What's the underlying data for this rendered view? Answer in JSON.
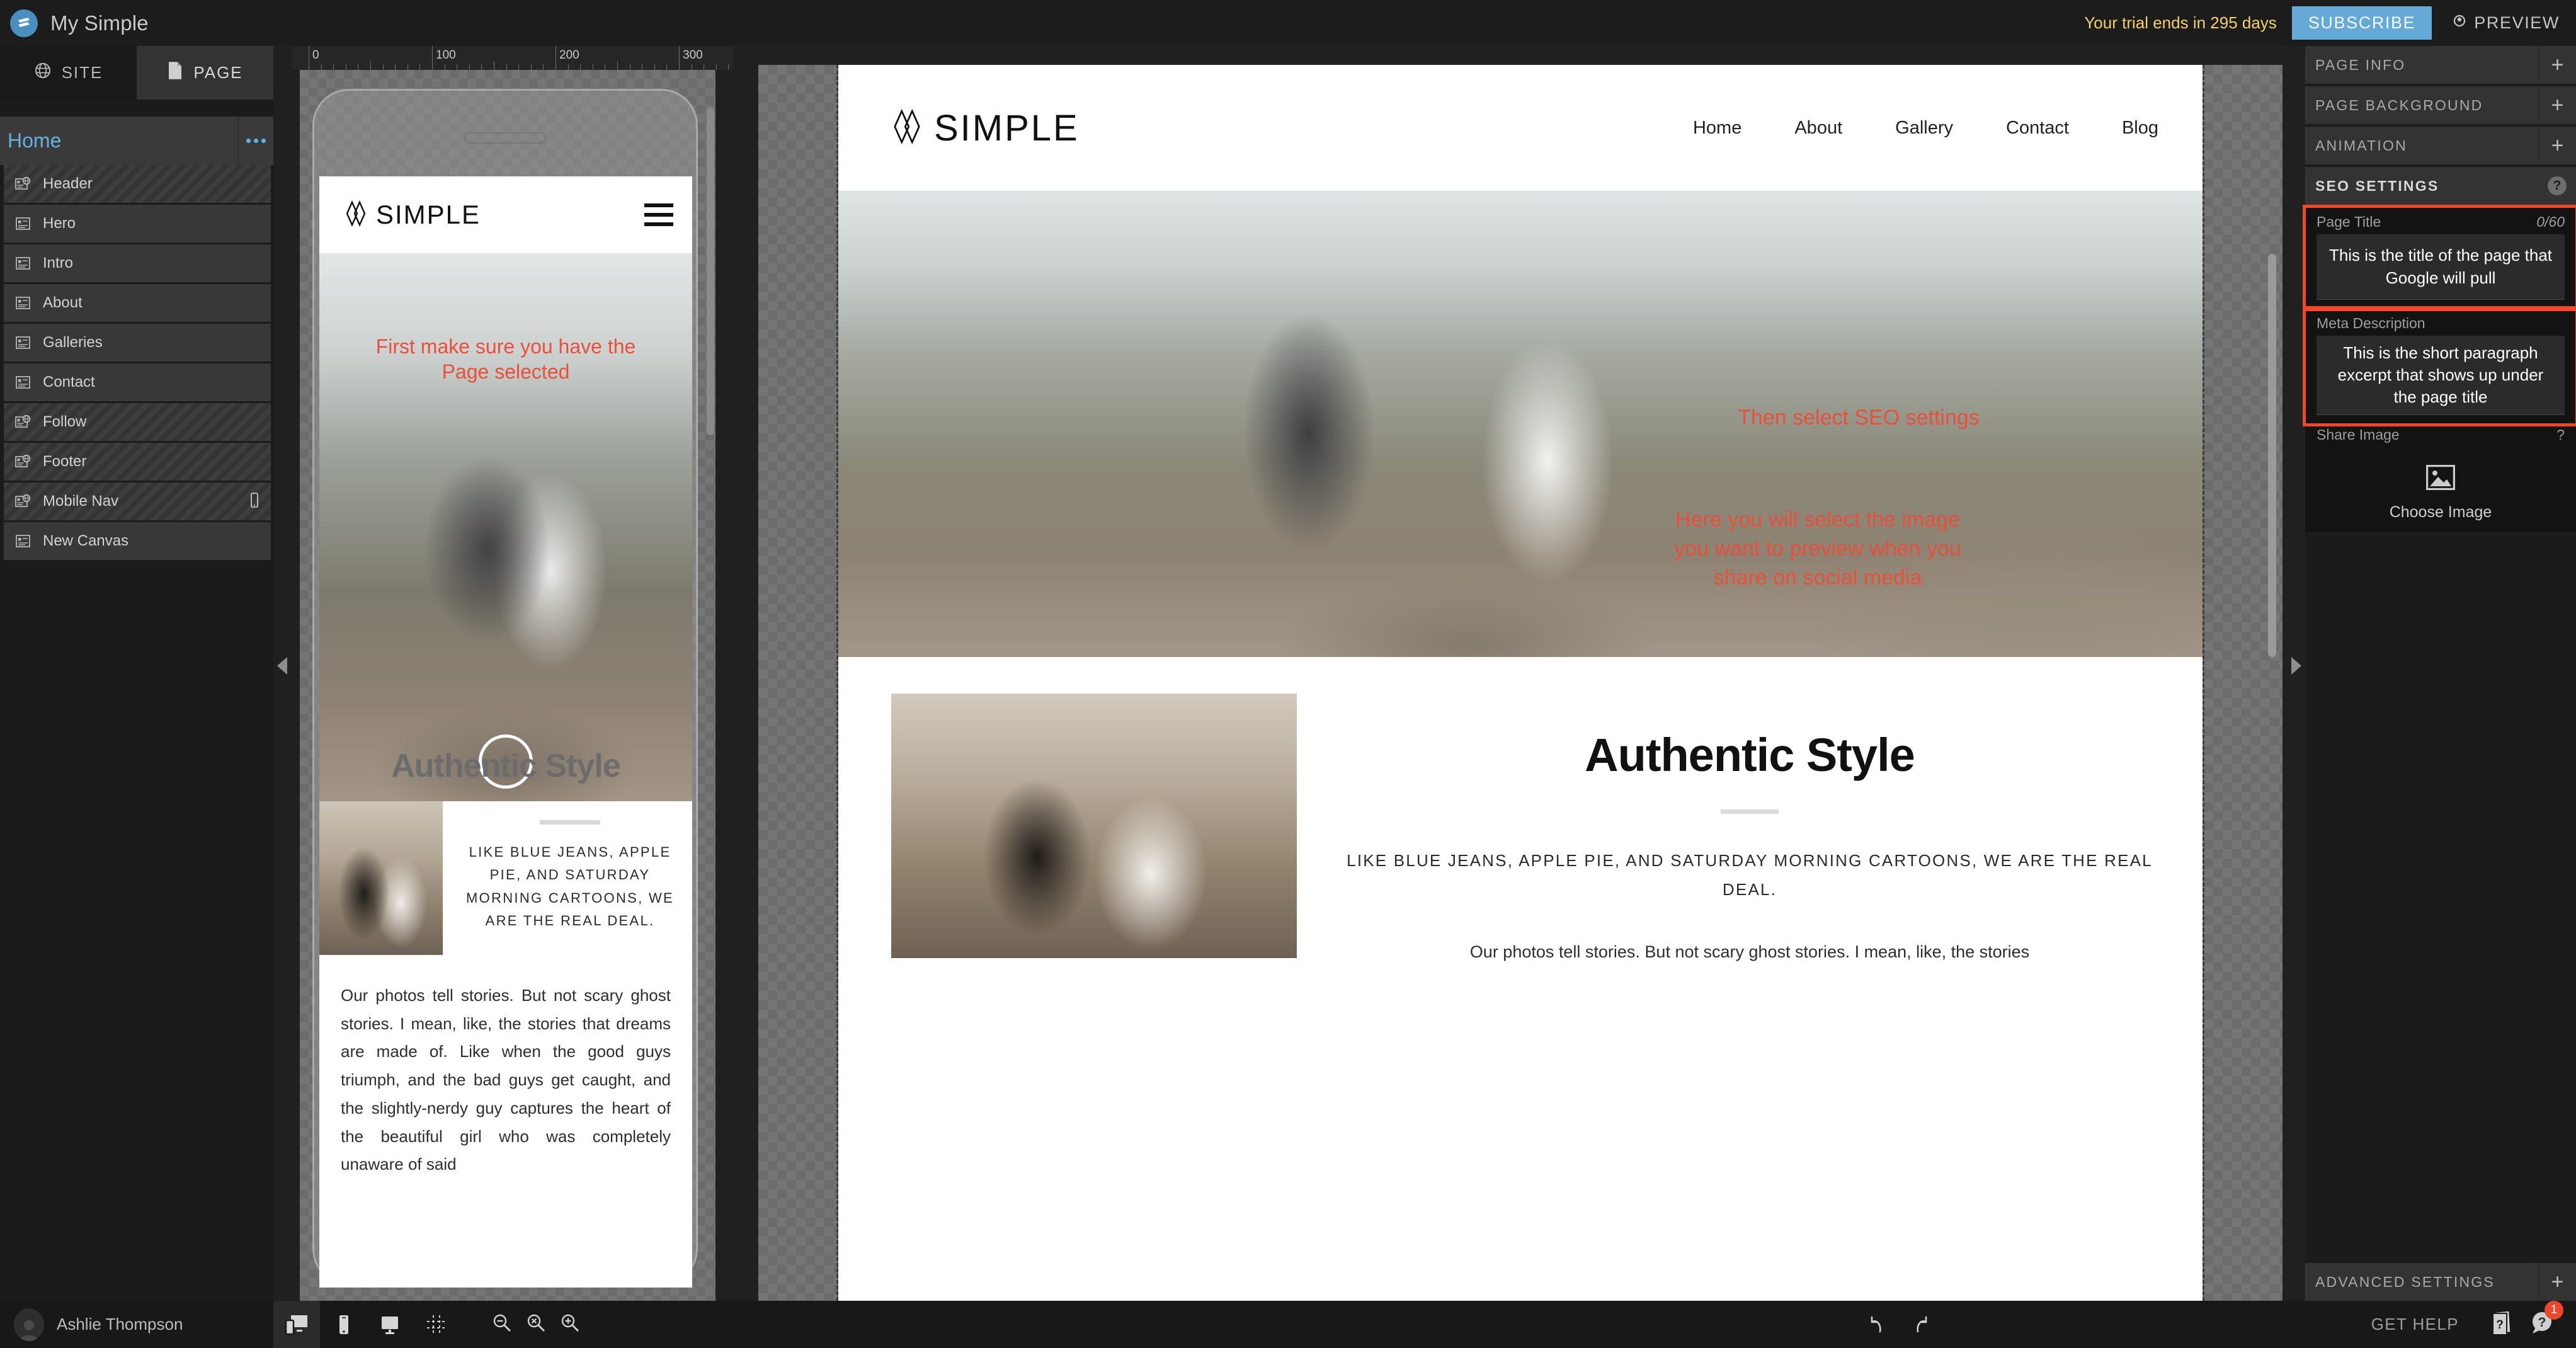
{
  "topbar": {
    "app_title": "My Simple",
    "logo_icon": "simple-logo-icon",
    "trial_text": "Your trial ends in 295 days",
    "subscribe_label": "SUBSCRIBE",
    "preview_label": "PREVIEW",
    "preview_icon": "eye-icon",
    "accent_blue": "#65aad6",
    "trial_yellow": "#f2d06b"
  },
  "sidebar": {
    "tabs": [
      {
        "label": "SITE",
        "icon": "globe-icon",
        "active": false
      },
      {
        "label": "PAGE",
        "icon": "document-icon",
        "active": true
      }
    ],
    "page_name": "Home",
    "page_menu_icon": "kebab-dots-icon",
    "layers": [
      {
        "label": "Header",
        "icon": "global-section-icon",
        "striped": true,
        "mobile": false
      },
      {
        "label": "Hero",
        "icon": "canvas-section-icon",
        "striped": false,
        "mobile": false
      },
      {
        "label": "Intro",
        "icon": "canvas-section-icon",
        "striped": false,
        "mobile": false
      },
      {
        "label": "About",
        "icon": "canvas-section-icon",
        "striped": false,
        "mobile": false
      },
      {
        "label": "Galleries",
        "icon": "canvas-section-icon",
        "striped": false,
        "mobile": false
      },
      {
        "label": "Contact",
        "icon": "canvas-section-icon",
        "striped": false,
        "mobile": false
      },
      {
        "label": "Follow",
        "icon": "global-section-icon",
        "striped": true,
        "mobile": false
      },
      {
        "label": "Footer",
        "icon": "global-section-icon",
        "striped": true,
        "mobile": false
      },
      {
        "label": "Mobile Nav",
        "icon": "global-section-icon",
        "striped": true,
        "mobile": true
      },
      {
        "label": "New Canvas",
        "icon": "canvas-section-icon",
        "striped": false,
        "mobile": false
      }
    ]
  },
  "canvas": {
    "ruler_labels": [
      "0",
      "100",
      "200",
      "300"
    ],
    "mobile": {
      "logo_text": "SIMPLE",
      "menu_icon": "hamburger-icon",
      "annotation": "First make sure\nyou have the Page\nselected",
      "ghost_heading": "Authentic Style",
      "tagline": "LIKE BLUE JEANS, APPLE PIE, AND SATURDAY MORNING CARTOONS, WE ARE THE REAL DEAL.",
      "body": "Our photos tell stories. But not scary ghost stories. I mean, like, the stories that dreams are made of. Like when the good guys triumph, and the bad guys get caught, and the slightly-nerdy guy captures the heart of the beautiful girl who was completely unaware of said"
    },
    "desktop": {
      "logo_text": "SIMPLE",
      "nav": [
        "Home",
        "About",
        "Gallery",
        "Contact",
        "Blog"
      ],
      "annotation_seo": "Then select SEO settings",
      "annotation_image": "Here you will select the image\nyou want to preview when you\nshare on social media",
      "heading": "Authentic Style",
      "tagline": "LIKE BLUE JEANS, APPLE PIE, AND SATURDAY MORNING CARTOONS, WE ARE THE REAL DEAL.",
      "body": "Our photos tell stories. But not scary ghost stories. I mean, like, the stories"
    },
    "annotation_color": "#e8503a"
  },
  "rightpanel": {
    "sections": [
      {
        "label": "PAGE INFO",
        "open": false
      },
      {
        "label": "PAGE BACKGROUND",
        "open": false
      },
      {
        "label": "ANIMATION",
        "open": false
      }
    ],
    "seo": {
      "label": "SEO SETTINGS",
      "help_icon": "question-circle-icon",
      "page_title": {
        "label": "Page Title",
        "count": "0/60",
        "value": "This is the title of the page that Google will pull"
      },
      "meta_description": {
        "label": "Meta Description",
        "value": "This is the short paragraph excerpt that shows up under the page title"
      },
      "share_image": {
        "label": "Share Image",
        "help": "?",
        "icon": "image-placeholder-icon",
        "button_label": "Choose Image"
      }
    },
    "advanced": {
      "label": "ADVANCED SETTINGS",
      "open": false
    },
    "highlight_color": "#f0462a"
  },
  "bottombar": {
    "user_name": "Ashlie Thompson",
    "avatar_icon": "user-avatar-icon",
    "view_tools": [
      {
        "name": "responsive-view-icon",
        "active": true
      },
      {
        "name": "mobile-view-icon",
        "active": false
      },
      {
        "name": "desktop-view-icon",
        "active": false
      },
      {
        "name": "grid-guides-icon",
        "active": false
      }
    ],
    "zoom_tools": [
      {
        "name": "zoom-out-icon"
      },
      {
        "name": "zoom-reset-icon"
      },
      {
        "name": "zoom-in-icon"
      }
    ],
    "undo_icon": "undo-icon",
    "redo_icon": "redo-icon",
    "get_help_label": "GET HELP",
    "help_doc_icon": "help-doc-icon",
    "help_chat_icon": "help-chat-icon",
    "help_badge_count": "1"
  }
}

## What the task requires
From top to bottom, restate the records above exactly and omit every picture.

## Finished task
What's the underlying data for this rendered view? Answer in JSON.
{
  "topbar": {
    "app_title": "My Simple",
    "logo_icon": "simple-logo-icon",
    "trial_text": "Your trial ends in 295 days",
    "subscribe_label": "SUBSCRIBE",
    "preview_label": "PREVIEW",
    "preview_icon": "eye-icon",
    "accent_blue": "#65aad6",
    "trial_yellow": "#f2d06b"
  },
  "sidebar": {
    "tabs": [
      {
        "label": "SITE",
        "icon": "globe-icon",
        "active": false
      },
      {
        "label": "PAGE",
        "icon": "document-icon",
        "active": true
      }
    ],
    "page_name": "Home",
    "page_menu_icon": "kebab-dots-icon",
    "layers": [
      {
        "label": "Header",
        "icon": "global-section-icon",
        "striped": true,
        "mobile": false
      },
      {
        "label": "Hero",
        "icon": "canvas-section-icon",
        "striped": false,
        "mobile": false
      },
      {
        "label": "Intro",
        "icon": "canvas-section-icon",
        "striped": false,
        "mobile": false
      },
      {
        "label": "About",
        "icon": "canvas-section-icon",
        "striped": false,
        "mobile": false
      },
      {
        "label": "Galleries",
        "icon": "canvas-section-icon",
        "striped": false,
        "mobile": false
      },
      {
        "label": "Contact",
        "icon": "canvas-section-icon",
        "striped": false,
        "mobile": false
      },
      {
        "label": "Follow",
        "icon": "global-section-icon",
        "striped": true,
        "mobile": false
      },
      {
        "label": "Footer",
        "icon": "global-section-icon",
        "striped": true,
        "mobile": false
      },
      {
        "label": "Mobile Nav",
        "icon": "global-section-icon",
        "striped": true,
        "mobile": true
      },
      {
        "label": "New Canvas",
        "icon": "canvas-section-icon",
        "striped": false,
        "mobile": false
      }
    ]
  },
  "canvas": {
    "ruler_labels": [
      "0",
      "100",
      "200",
      "300"
    ],
    "mobile": {
      "logo_text": "SIMPLE",
      "menu_icon": "hamburger-icon",
      "annotation": "First make sure\nyou have the Page\nselected",
      "ghost_heading": "Authentic Style",
      "tagline": "LIKE BLUE JEANS, APPLE PIE, AND SATURDAY MORNING CARTOONS, WE ARE THE REAL DEAL.",
      "body": "Our photos tell stories. But not scary ghost stories. I mean, like, the stories that dreams are made of. Like when the good guys triumph, and the bad guys get caught, and the slightly-nerdy guy captures the heart of the beautiful girl who was completely unaware of said"
    },
    "desktop": {
      "logo_text": "SIMPLE",
      "nav": [
        "Home",
        "About",
        "Gallery",
        "Contact",
        "Blog"
      ],
      "annotation_seo": "Then select SEO settings",
      "annotation_image": "Here you will select the image\nyou want to preview when you\nshare on social media",
      "heading": "Authentic Style",
      "tagline": "LIKE BLUE JEANS, APPLE PIE, AND SATURDAY MORNING CARTOONS, WE ARE THE REAL DEAL.",
      "body": "Our photos tell stories. But not scary ghost stories. I mean, like, the stories"
    },
    "annotation_color": "#e8503a"
  },
  "rightpanel": {
    "sections": [
      {
        "label": "PAGE INFO",
        "open": false
      },
      {
        "label": "PAGE BACKGROUND",
        "open": false
      },
      {
        "label": "ANIMATION",
        "open": false
      }
    ],
    "seo": {
      "label": "SEO SETTINGS",
      "help_icon": "question-circle-icon",
      "page_title": {
        "label": "Page Title",
        "count": "0/60",
        "value": "This is the title of the page that Google will pull"
      },
      "meta_description": {
        "label": "Meta Description",
        "value": "This is the short paragraph excerpt that shows up under the page title"
      },
      "share_image": {
        "label": "Share Image",
        "help": "?",
        "icon": "image-placeholder-icon",
        "button_label": "Choose Image"
      }
    },
    "advanced": {
      "label": "ADVANCED SETTINGS",
      "open": false
    },
    "highlight_color": "#f0462a"
  },
  "bottombar": {
    "user_name": "Ashlie Thompson",
    "avatar_icon": "user-avatar-icon",
    "view_tools": [
      {
        "name": "responsive-view-icon",
        "active": true
      },
      {
        "name": "mobile-view-icon",
        "active": false
      },
      {
        "name": "desktop-view-icon",
        "active": false
      },
      {
        "name": "grid-guides-icon",
        "active": false
      }
    ],
    "zoom_tools": [
      {
        "name": "zoom-out-icon"
      },
      {
        "name": "zoom-reset-icon"
      },
      {
        "name": "zoom-in-icon"
      }
    ],
    "undo_icon": "undo-icon",
    "redo_icon": "redo-icon",
    "get_help_label": "GET HELP",
    "help_doc_icon": "help-doc-icon",
    "help_chat_icon": "help-chat-icon",
    "help_badge_count": "1"
  }
}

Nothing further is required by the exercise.